A team of researchers from UC Irvine, HRL Laboratories and the California Institute of Technology have developed the world's lightest material—with a density of 0.9 mg/cc—about 100 times lighter than Styrofoam.
Engineering researchers at the University of Arkansas are developing an anti-icing system that could make airport runways safer and less expensive to maintain during winter months. The approach uses a conventional photovoltaic system to supply energy to a conductive concrete slab that would function as a surface overlay on runways.
Made from 368,640 tubes of white PVC that will eventually be filled with 500 truckloads of mineral oil, the skeleton of the Department of Energy’s NOvA detector could be the largest structure ever to be built from plastic. A hydraulic system built to help assemble the 200-ton plastic blocks successfully passed a recent test run.
In a significant finding in the search for life beyond Earth, scientists from The University of Texas at Austin and elsewhere have discovered what appears to be a body of liquid water the volume of the North American Great Lakes locked inside the icy shell of Jupiter's moon Europa.
The frogs jumping in Calaveras County, Calif., might be special, but even ordinary frogs can leap several times farther than their physiology would seem to allow. Using high-speed X-ray video technology, a Brown University research has determined that the frog’s tendons are what gives it the ability to soar.
Rice University chemists have found a way to load more than two million tiny gold particles called nanorods into a single cancer cell. The breakthrough could speed development of cancer treatments that would use nanorods like tiny heating elements to cook tumors from the inside.
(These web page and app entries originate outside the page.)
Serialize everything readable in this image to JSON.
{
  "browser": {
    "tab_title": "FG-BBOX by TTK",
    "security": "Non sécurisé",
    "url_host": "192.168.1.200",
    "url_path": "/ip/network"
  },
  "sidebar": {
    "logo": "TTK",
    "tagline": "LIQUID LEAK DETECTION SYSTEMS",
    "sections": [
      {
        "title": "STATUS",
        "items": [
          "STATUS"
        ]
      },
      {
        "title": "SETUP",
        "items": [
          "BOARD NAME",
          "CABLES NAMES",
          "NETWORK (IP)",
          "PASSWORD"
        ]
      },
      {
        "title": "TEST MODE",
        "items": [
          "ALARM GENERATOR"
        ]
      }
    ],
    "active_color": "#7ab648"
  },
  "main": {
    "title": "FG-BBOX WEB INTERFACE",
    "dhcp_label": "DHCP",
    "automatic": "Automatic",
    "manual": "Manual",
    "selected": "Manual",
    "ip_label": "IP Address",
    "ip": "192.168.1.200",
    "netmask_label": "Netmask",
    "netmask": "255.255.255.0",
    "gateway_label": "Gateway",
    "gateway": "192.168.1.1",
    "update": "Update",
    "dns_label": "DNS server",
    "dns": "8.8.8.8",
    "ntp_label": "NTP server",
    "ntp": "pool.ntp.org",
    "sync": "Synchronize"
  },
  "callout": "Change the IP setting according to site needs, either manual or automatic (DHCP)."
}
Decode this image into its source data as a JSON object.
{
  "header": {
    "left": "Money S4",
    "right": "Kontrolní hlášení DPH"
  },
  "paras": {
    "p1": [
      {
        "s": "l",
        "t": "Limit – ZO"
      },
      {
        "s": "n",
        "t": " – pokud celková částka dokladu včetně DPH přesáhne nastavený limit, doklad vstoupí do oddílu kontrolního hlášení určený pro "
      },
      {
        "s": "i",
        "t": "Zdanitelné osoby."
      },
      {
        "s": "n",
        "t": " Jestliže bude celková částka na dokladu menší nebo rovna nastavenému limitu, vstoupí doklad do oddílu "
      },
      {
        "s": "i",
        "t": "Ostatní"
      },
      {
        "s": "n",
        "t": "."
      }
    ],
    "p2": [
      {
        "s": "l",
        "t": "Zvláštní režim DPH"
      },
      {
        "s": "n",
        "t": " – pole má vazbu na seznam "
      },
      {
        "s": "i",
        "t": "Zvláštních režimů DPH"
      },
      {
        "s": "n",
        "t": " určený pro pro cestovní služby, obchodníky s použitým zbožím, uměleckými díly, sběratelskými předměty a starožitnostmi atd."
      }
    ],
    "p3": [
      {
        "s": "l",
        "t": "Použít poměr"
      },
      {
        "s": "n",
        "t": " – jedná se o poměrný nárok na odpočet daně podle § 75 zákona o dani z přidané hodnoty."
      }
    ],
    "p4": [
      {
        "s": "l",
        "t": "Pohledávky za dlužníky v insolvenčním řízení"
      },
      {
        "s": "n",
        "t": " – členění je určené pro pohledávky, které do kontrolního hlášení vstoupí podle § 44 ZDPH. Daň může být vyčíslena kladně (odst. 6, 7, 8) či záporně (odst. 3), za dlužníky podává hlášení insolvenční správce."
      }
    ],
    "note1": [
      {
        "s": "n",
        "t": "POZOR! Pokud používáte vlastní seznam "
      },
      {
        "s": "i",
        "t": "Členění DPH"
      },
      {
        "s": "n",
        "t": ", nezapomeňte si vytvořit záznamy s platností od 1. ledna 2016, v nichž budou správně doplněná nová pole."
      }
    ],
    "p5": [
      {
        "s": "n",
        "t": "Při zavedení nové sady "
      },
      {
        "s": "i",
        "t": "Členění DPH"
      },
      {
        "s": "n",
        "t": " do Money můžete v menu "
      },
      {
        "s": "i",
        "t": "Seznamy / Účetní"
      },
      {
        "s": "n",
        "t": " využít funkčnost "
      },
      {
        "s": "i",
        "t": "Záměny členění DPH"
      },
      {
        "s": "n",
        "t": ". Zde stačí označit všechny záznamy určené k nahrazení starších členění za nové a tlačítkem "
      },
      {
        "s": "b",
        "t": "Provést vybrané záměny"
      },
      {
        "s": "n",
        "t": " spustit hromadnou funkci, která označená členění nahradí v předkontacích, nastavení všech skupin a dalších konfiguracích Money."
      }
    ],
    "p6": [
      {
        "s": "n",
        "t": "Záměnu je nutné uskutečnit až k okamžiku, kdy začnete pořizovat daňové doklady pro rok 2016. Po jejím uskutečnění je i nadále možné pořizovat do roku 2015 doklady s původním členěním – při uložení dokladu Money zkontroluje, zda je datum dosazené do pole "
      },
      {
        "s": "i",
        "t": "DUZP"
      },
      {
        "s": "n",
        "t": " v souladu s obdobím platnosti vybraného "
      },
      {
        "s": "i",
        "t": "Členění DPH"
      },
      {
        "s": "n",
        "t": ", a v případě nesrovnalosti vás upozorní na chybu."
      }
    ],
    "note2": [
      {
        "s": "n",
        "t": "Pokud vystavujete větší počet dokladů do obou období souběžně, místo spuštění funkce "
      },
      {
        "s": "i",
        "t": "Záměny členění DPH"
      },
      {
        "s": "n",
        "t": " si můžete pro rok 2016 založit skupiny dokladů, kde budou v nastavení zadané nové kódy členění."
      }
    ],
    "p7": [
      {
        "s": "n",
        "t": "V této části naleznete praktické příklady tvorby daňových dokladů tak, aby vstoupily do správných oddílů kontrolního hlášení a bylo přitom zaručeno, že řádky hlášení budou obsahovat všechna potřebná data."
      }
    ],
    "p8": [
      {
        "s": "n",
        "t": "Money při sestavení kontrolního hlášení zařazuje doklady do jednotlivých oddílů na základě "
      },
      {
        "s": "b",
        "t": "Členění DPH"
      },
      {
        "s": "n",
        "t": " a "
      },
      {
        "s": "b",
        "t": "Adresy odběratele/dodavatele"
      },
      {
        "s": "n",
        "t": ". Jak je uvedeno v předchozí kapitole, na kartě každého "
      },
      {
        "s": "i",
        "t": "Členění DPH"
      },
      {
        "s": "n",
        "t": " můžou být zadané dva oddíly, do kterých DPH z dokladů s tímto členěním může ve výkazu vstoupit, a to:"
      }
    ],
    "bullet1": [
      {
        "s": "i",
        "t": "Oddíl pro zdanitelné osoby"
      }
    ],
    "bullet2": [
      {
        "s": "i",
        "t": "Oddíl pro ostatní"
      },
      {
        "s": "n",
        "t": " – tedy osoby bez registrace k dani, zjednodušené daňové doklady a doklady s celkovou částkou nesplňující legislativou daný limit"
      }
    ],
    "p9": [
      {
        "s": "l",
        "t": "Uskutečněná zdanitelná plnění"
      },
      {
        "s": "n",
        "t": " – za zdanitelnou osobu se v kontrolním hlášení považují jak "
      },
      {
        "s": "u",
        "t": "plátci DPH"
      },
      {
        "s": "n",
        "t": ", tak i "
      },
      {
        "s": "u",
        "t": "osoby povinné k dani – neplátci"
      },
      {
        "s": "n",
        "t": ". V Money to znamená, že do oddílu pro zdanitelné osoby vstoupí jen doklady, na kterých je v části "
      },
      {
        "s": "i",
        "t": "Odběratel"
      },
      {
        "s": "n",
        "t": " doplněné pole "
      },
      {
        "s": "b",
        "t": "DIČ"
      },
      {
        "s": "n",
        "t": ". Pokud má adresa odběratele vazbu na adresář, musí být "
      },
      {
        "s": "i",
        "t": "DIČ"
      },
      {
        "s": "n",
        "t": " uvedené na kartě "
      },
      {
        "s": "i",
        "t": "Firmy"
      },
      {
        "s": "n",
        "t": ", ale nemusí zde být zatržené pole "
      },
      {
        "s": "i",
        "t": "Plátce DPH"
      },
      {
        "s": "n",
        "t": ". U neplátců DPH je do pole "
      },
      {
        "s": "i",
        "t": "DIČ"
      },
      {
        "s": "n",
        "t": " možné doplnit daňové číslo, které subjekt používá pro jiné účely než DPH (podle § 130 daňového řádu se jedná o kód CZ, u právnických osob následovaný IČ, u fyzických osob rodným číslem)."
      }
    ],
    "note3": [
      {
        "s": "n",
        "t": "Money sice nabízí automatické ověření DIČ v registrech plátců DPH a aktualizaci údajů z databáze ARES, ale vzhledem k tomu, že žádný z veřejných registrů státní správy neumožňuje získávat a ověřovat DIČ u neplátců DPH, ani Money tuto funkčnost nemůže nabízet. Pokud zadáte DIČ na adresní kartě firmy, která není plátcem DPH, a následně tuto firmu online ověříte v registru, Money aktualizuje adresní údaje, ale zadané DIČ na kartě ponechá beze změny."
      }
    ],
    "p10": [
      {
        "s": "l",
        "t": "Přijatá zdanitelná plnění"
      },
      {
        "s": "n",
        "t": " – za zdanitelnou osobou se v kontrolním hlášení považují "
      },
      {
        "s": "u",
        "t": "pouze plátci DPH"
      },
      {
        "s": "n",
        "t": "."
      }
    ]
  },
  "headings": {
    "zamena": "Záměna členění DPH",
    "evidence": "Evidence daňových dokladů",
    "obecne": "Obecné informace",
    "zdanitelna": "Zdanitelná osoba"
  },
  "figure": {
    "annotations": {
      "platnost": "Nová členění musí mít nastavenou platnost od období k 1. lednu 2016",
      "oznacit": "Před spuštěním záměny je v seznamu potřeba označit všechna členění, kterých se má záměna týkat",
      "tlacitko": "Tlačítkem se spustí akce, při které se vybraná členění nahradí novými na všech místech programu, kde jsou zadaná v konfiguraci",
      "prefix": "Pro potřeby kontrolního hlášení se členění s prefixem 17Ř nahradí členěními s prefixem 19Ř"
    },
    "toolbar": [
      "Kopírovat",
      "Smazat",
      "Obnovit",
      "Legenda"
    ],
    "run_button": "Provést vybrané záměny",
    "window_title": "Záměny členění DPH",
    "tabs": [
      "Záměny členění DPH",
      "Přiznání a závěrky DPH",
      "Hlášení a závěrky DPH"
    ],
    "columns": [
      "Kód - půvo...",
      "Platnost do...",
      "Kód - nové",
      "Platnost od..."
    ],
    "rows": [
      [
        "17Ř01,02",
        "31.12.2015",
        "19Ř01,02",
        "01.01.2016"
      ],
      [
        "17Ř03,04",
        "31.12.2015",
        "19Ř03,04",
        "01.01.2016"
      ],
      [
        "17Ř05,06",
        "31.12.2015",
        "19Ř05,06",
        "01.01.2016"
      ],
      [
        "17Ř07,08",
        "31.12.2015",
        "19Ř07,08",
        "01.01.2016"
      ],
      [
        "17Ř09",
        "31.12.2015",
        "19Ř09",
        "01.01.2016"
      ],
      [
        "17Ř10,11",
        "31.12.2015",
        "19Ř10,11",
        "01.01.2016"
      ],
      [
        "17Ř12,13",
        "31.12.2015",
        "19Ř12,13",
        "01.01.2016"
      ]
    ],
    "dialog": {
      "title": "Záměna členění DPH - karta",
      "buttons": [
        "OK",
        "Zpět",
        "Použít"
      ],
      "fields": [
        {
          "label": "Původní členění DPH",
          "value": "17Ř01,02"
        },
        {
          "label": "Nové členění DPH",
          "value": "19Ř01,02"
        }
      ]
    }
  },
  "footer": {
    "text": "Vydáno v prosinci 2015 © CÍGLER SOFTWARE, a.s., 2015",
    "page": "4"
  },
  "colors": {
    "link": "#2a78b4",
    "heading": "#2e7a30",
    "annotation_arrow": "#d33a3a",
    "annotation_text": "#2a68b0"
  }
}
Geologists at the Massachusetts Institute of Technology and Harvard University have unearthed rare, flask-shaped microfossils dating back 635 to 715 million years, representing the oldest known ciliates in the fossil record.